A chemical equation is a theoretical or written representation of what happens during a chemical reaction. The law of conservation of mass states that no atoms can be created or destroyed in a chemical reaction, so the number of atoms that are present in the reactants has to balance the number of atoms that are present in the products.
Write down your given equation. For this example, we will use:
C3H8 + O2 --> H2O + CO2
- Left side: 3 carbon, 8 hydrogen and 2 oxygen
- Right side: 1 carbon, 2 hydrogen and 3 oxygen
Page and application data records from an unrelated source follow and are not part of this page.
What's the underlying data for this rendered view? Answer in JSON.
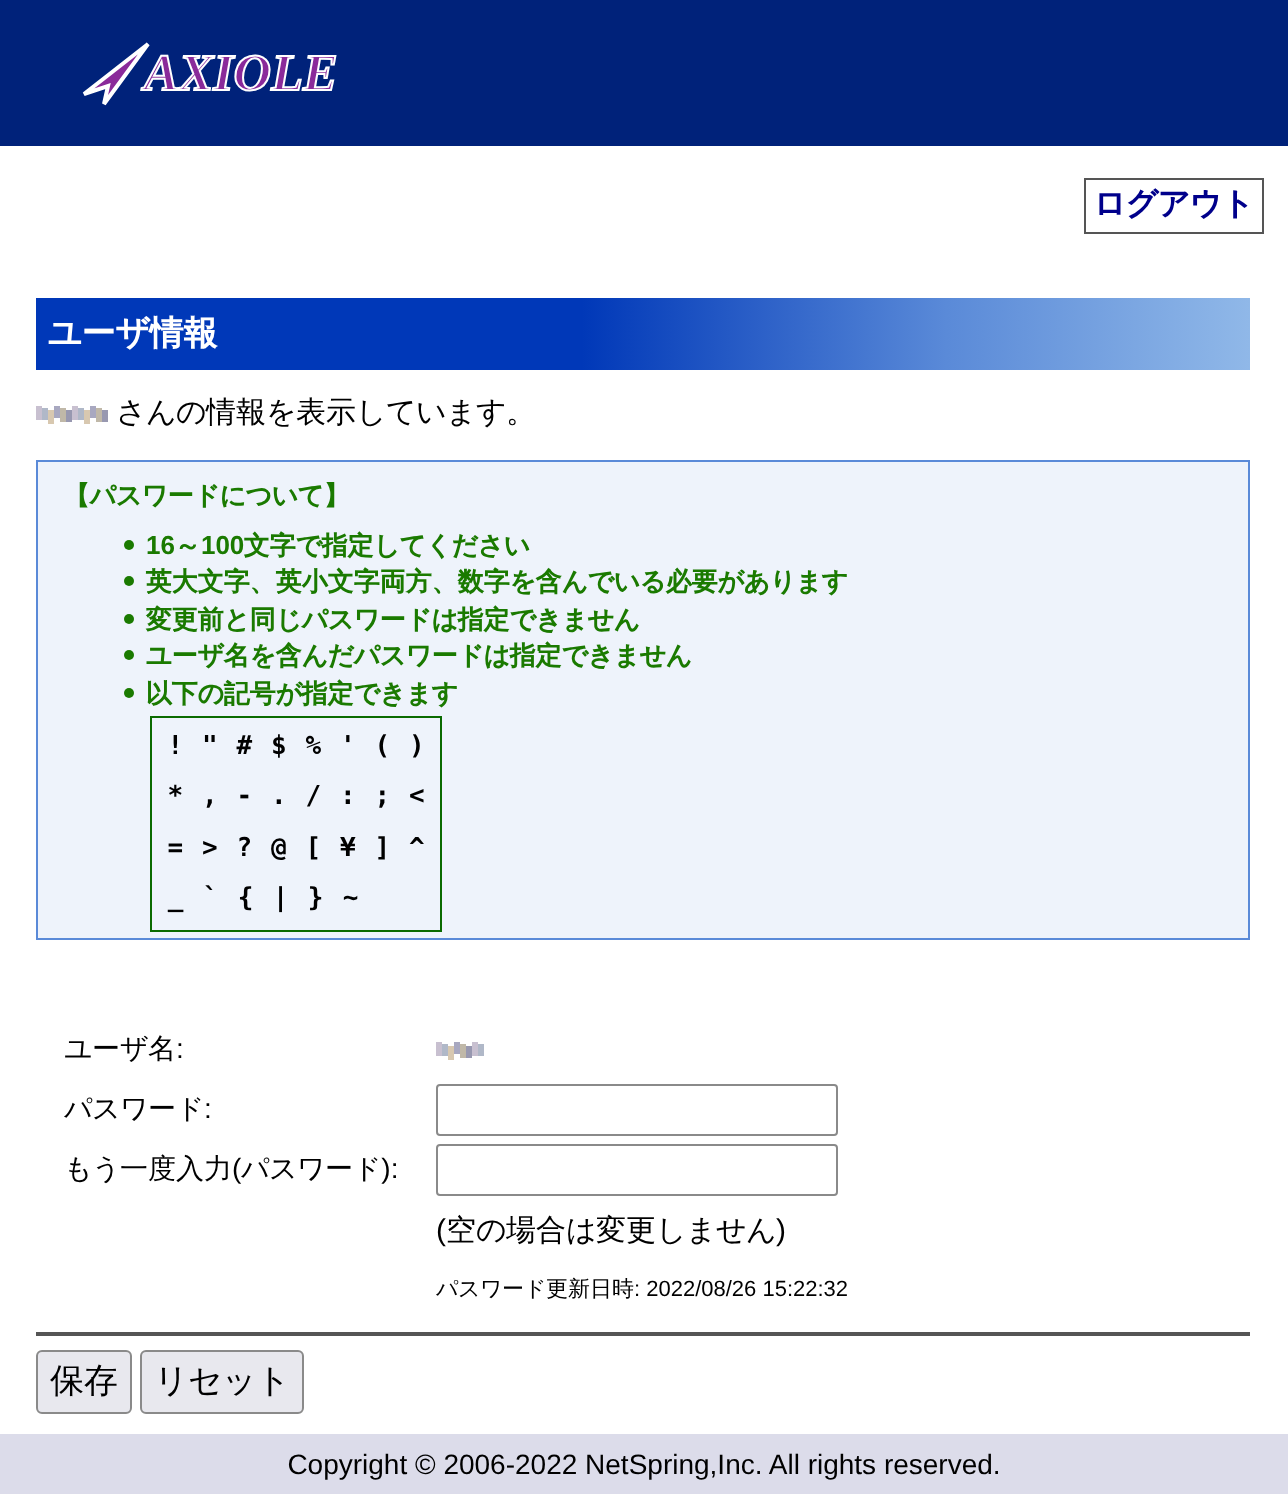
{
  "header": {
    "logo": "AXIOLE"
  },
  "logout_button": "ログアウト",
  "section_title": "ユーザ情報",
  "intro": {
    "text": "さんの情報を表示しています。"
  },
  "password_rules": {
    "title": "【パスワードについて】",
    "rules": [
      "16～100文字で指定してください",
      "英大文字、英小文字両方、数字を含んでいる必要があります",
      "変更前と同じパスワードは指定できません",
      "ユーザ名を含んだパスワードは指定できません",
      "以下の記号が指定できます"
    ],
    "symbols": [
      [
        "!",
        "\"",
        "#",
        "$",
        "%",
        "'",
        "(",
        ")"
      ],
      [
        "*",
        ",",
        "-",
        ".",
        "/",
        ":",
        ";",
        "<"
      ],
      [
        "=",
        ">",
        "?",
        "@",
        "[",
        "¥",
        "]",
        "^"
      ],
      [
        "_",
        "`",
        "{",
        "|",
        "}",
        "~"
      ]
    ]
  },
  "form": {
    "fields": [
      {
        "kind": "static",
        "label": "ユーザ名:"
      },
      {
        "kind": "input",
        "label": "パスワード:"
      },
      {
        "kind": "input",
        "label": "もう一度入力(パスワード):"
      }
    ],
    "note": "(空の場合は変更しません)",
    "updated": "パスワード更新日時: 2022/08/26 15:22:32"
  },
  "buttons": [
    "保存",
    "リセット"
  ],
  "footer": "Copyright © 2006-2022 NetSpring,Inc. All rights reserved."
}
As we can see, the above Equation is not Balanced. To balance them, we can follow the below steps:
Always leave hydrogen and oxygen for last. This means that you will need to balance the carbon atoms first.
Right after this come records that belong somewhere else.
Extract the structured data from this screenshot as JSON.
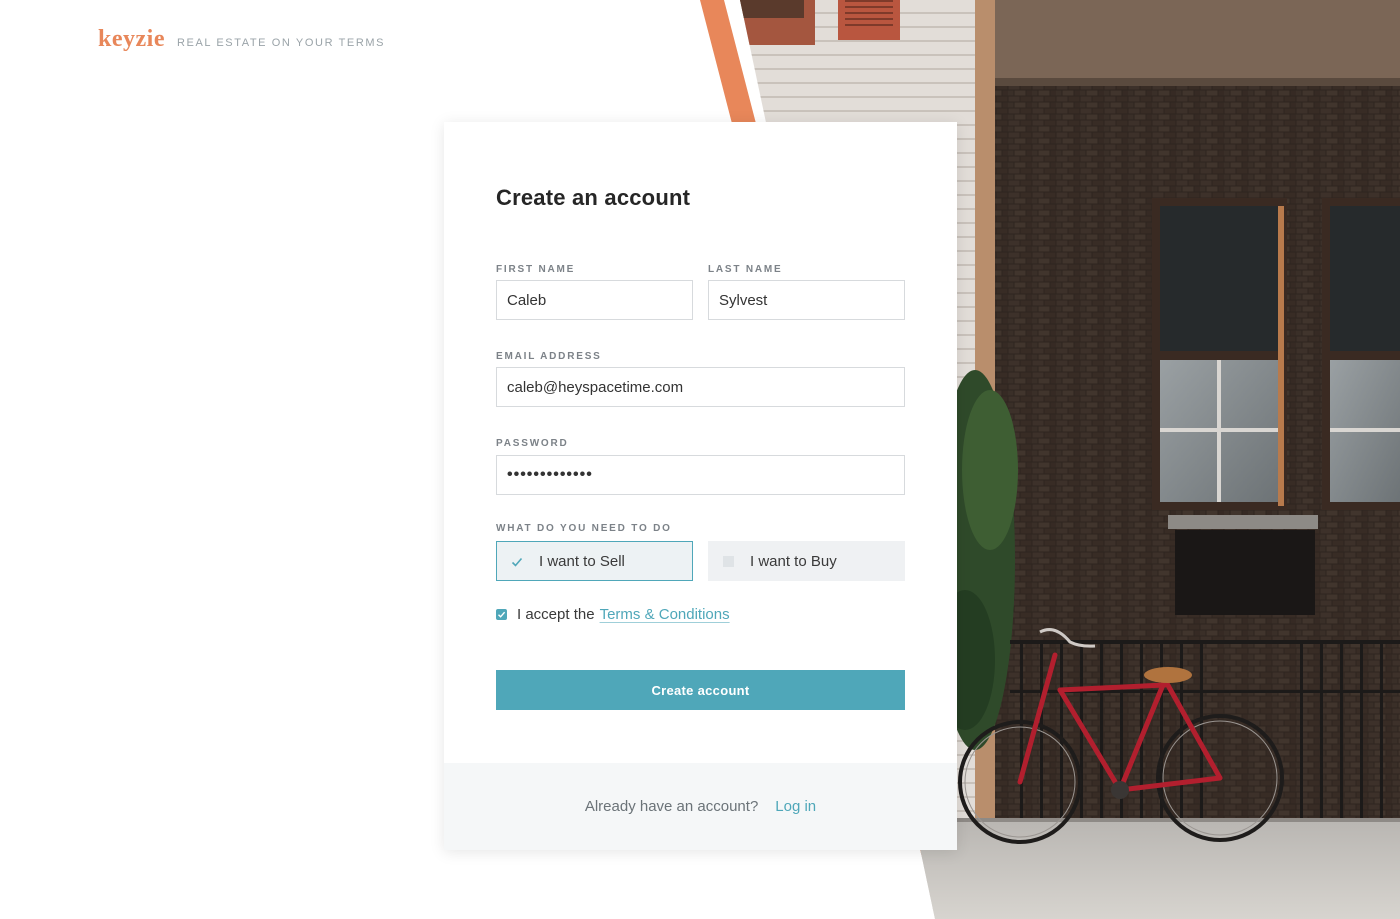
{
  "brand": {
    "logo": "keyzie",
    "tagline": "REAL ESTATE ON YOUR TERMS",
    "logo_color": "#e8875a"
  },
  "form": {
    "title": "Create an account",
    "first_name": {
      "label": "FIRST NAME",
      "value": "Caleb"
    },
    "last_name": {
      "label": "LAST NAME",
      "value": "Sylvest"
    },
    "email": {
      "label": "EMAIL ADDRESS",
      "value": "caleb@heyspacetime.com"
    },
    "password": {
      "label": "PASSWORD",
      "value": "•••••••••••••"
    },
    "intent": {
      "label": "WHAT DO YOU NEED TO DO",
      "options": [
        {
          "label": "I want to Sell",
          "selected": true
        },
        {
          "label": "I want to Buy",
          "selected": false
        }
      ]
    },
    "terms": {
      "prefix": "I accept the",
      "link": "Terms & Conditions",
      "checked": true
    },
    "submit_label": "Create account"
  },
  "footer": {
    "prompt": "Already have an account?",
    "login_label": "Log in"
  },
  "colors": {
    "accent": "#4fa7b9",
    "brand_orange": "#e8875a",
    "card_bg": "#ffffff",
    "footer_bg": "#f5f7f8"
  },
  "icons": {
    "sell_option": "checkmark-icon",
    "buy_option": "empty-checkbox-icon",
    "terms": "checked-checkbox-icon"
  }
}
C3H8 + O2 --> H2O + 3CO2
- The coefficient 3 in front of carbon on the right side indicates 3 carbon atoms just as the subscript 3 on the left side indicates 3 carbon atoms.
- In a chemical equation, you can change coefficients, but you should never alter the subscripts.
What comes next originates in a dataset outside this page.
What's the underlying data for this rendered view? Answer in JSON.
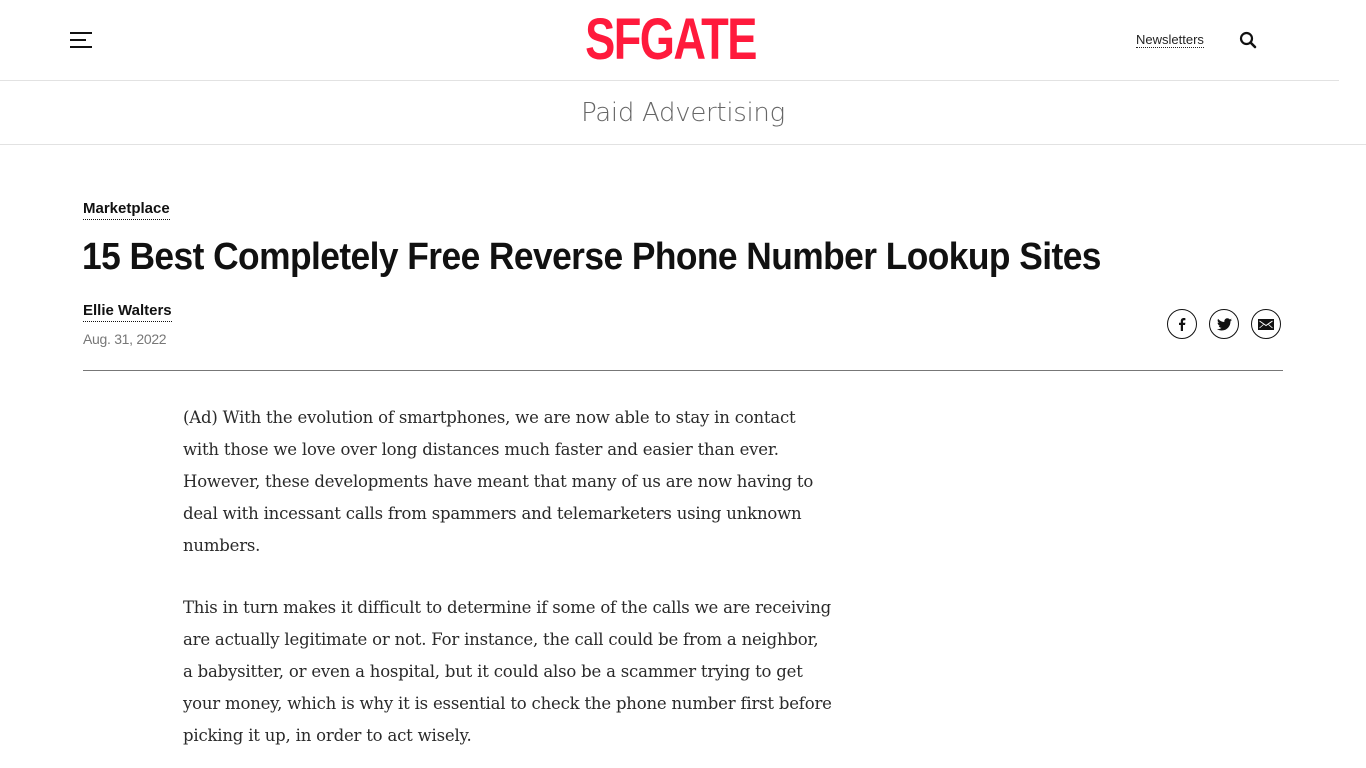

Balance the hydrogen atoms next. You have 8 on the left side, so you'll need 8 on the right side.
C3H8 + O2 --> 4H2O + 3CO2
- On the right side, we added a 4 as the coefficient because the subscript showed that we already had 2 hydrogen atoms.
- When you multiply the coefficient 4 times the subscript 2, you end up with 8.
Finish by balancing the oxygen atoms.
- Because we've added coefficients to the molecules on the right side of the equation, the number of oxygen atoms has changed. We now have 4 oxygen atoms in the water molecule and 6 oxygen atoms in the carbon dioxide molecule. That makes a total of 10 oxygen atoms.
- Add a coefficient of 5 to the oxygen molecule on the left side of the equation. You now have 10 oxygen molecules on each side.
C3H8 + 5O2 --> 4H2O + 3CO2.
- The carbon, hydrogen and oxygen atoms are balanced. Your equation is complete.